**Extracted data**
****************************************

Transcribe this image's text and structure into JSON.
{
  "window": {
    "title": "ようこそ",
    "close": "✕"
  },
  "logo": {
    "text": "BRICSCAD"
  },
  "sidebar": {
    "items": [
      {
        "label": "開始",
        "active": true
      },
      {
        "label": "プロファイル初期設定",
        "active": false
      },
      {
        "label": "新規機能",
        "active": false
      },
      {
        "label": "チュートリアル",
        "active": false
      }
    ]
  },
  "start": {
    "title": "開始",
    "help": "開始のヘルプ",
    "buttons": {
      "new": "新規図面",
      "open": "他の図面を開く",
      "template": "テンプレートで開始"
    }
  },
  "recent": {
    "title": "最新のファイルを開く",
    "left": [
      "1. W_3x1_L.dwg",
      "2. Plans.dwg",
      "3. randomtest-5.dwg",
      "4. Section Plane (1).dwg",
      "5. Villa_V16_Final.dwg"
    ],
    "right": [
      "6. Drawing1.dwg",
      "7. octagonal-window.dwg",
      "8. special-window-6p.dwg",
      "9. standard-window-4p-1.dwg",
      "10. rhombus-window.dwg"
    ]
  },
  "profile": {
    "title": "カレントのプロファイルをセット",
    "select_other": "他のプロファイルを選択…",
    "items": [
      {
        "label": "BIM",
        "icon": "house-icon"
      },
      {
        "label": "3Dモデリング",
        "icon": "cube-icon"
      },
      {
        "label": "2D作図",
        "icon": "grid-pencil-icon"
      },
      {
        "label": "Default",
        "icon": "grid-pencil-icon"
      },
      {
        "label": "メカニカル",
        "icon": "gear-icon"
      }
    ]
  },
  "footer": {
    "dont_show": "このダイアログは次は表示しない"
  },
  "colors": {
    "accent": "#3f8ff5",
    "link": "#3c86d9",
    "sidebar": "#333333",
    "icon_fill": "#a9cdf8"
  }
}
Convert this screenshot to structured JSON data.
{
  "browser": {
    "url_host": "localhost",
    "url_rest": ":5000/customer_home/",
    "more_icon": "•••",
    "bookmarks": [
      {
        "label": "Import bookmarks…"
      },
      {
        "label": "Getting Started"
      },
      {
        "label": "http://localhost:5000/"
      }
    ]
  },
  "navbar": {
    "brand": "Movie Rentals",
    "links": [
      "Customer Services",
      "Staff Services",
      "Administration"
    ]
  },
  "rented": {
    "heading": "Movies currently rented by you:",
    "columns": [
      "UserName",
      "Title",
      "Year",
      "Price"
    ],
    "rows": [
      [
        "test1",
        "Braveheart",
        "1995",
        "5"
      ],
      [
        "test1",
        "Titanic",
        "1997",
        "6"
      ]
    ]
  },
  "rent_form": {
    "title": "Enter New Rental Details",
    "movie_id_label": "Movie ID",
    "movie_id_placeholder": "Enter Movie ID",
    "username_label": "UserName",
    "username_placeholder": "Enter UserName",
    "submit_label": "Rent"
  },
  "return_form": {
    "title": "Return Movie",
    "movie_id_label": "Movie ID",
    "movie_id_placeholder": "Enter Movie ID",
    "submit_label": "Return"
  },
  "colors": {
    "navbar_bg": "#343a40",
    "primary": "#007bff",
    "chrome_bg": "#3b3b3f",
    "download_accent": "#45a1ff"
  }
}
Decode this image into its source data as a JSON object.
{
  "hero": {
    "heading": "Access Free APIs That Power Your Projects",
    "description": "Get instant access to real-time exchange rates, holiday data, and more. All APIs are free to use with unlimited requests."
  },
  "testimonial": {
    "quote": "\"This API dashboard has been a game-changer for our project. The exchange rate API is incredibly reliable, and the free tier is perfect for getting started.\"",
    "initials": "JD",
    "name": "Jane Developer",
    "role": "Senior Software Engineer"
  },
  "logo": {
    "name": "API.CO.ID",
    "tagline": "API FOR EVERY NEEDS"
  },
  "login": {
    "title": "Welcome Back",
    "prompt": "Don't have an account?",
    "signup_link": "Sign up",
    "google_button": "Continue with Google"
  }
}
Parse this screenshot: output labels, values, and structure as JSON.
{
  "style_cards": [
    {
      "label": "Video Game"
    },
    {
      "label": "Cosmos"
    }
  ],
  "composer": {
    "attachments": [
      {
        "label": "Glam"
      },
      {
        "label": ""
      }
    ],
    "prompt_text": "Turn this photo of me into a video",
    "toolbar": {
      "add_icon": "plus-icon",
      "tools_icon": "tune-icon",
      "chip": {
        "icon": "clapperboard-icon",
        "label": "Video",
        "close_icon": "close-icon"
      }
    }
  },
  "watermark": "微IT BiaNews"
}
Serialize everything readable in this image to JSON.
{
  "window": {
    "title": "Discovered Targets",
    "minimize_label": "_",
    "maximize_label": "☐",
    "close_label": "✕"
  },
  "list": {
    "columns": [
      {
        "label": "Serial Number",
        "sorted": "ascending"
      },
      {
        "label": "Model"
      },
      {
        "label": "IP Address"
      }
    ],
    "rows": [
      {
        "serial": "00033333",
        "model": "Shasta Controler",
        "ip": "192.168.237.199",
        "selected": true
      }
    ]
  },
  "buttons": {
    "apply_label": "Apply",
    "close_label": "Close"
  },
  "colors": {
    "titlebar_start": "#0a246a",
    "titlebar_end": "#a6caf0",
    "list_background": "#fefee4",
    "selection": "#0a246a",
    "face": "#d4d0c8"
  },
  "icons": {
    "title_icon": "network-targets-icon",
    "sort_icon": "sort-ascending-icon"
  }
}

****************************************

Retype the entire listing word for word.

**Output below**
Transcribe this image's text and structure into JSON.
{
  "window": {
    "title": "ようこそ",
    "close": "✕"
  },
  "logo": {
    "text": "BRICSCAD"
  },
  "sidebar": {
    "items": [
      {
        "label": "開始",
        "active": true
      },
      {
        "label": "プロファイル初期設定",
        "active": false
      },
      {
        "label": "新規機能",
        "active": false
      },
      {
        "label": "チュートリアル",
        "active": false
      }
    ]
  },
  "start": {
    "title": "開始",
    "help": "開始のヘルプ",
    "buttons": {
      "new": "新規図面",
      "open": "他の図面を開く",
      "template": "テンプレートで開始"
    }
  },
  "recent": {
    "title": "最新のファイルを開く",
    "left": [
      "1. W_3x1_L.dwg",
      "2. Plans.dwg",
      "3. randomtest-5.dwg",
      "4. Section Plane (1).dwg",
      "5. Villa_V16_Final.dwg"
    ],
    "right": [
      "6. Drawing1.dwg",
      "7. octagonal-window.dwg",
      "8. special-window-6p.dwg",
      "9. standard-window-4p-1.dwg",
      "10. rhombus-window.dwg"
    ]
  },
  "profile": {
    "title": "カレントのプロファイルをセット",
    "select_other": "他のプロファイルを選択…",
    "items": [
      {
        "label": "BIM",
        "icon": "house-icon"
      },
      {
        "label": "3Dモデリング",
        "icon": "cube-icon"
      },
      {
        "label": "2D作図",
        "icon": "grid-pencil-icon"
      },
      {
        "label": "Default",
        "icon": "grid-pencil-icon"
      },
      {
        "label": "メカニカル",
        "icon": "gear-icon"
      }
    ]
  },
  "footer": {
    "dont_show": "このダイアログは次は表示しない"
  },
  "colors": {
    "accent": "#3f8ff5",
    "link": "#3c86d9",
    "sidebar": "#333333",
    "icon_fill": "#a9cdf8"
  }
}
Convert this screenshot to structured JSON data.
{
  "browser": {
    "url_host": "localhost",
    "url_rest": ":5000/customer_home/",
    "more_icon": "•••",
    "bookmarks": [
      {
        "label": "Import bookmarks…"
      },
      {
        "label": "Getting Started"
      },
      {
        "label": "http://localhost:5000/"
      }
    ]
  },
  "navbar": {
    "brand": "Movie Rentals",
    "links": [
      "Customer Services",
      "Staff Services",
      "Administration"
    ]
  },
  "rented": {
    "heading": "Movies currently rented by you:",
    "columns": [
      "UserName",
      "Title",
      "Year",
      "Price"
    ],
    "rows": [
      [
        "test1",
        "Braveheart",
        "1995",
        "5"
      ],
      [
        "test1",
        "Titanic",
        "1997",
        "6"
      ]
    ]
  },
  "rent_form": {
    "title": "Enter New Rental Details",
    "movie_id_label": "Movie ID",
    "movie_id_placeholder": "Enter Movie ID",
    "username_label": "UserName",
    "username_placeholder": "Enter UserName",
    "submit_label": "Rent"
  },
  "return_form": {
    "title": "Return Movie",
    "movie_id_label": "Movie ID",
    "movie_id_placeholder": "Enter Movie ID",
    "submit_label": "Return"
  },
  "colors": {
    "navbar_bg": "#343a40",
    "primary": "#007bff",
    "chrome_bg": "#3b3b3f",
    "download_accent": "#45a1ff"
  }
}
Decode this image into its source data as a JSON object.
{
  "hero": {
    "heading": "Access Free APIs That Power Your Projects",
    "description": "Get instant access to real-time exchange rates, holiday data, and more. All APIs are free to use with unlimited requests."
  },
  "testimonial": {
    "quote": "\"This API dashboard has been a game-changer for our project. The exchange rate API is incredibly reliable, and the free tier is perfect for getting started.\"",
    "initials": "JD",
    "name": "Jane Developer",
    "role": "Senior Software Engineer"
  },
  "logo": {
    "name": "API.CO.ID",
    "tagline": "API FOR EVERY NEEDS"
  },
  "login": {
    "title": "Welcome Back",
    "prompt": "Don't have an account?",
    "signup_link": "Sign up",
    "google_button": "Continue with Google"
  }
}
Parse this screenshot: output labels, values, and structure as JSON.
{
  "style_cards": [
    {
      "label": "Video Game"
    },
    {
      "label": "Cosmos"
    }
  ],
  "composer": {
    "attachments": [
      {
        "label": "Glam"
      },
      {
        "label": ""
      }
    ],
    "prompt_text": "Turn this photo of me into a video",
    "toolbar": {
      "add_icon": "plus-icon",
      "tools_icon": "tune-icon",
      "chip": {
        "icon": "clapperboard-icon",
        "label": "Video",
        "close_icon": "close-icon"
      }
    }
  },
  "watermark": "微IT BiaNews"
}
Serialize everything readable in this image to JSON.
{
  "window": {
    "title": "Discovered Targets",
    "minimize_label": "_",
    "maximize_label": "☐",
    "close_label": "✕"
  },
  "list": {
    "columns": [
      {
        "label": "Serial Number",
        "sorted": "ascending"
      },
      {
        "label": "Model"
      },
      {
        "label": "IP Address"
      }
    ],
    "rows": [
      {
        "serial": "00033333",
        "model": "Shasta Controler",
        "ip": "192.168.237.199",
        "selected": true
      }
    ]
  },
  "buttons": {
    "apply_label": "Apply",
    "close_label": "Close"
  },
  "colors": {
    "titlebar_start": "#0a246a",
    "titlebar_end": "#a6caf0",
    "list_background": "#fefee4",
    "selection": "#0a246a",
    "face": "#d4d0c8"
  },
  "icons": {
    "title_icon": "network-targets-icon",
    "sort_icon": "sort-ascending-icon"
  }
}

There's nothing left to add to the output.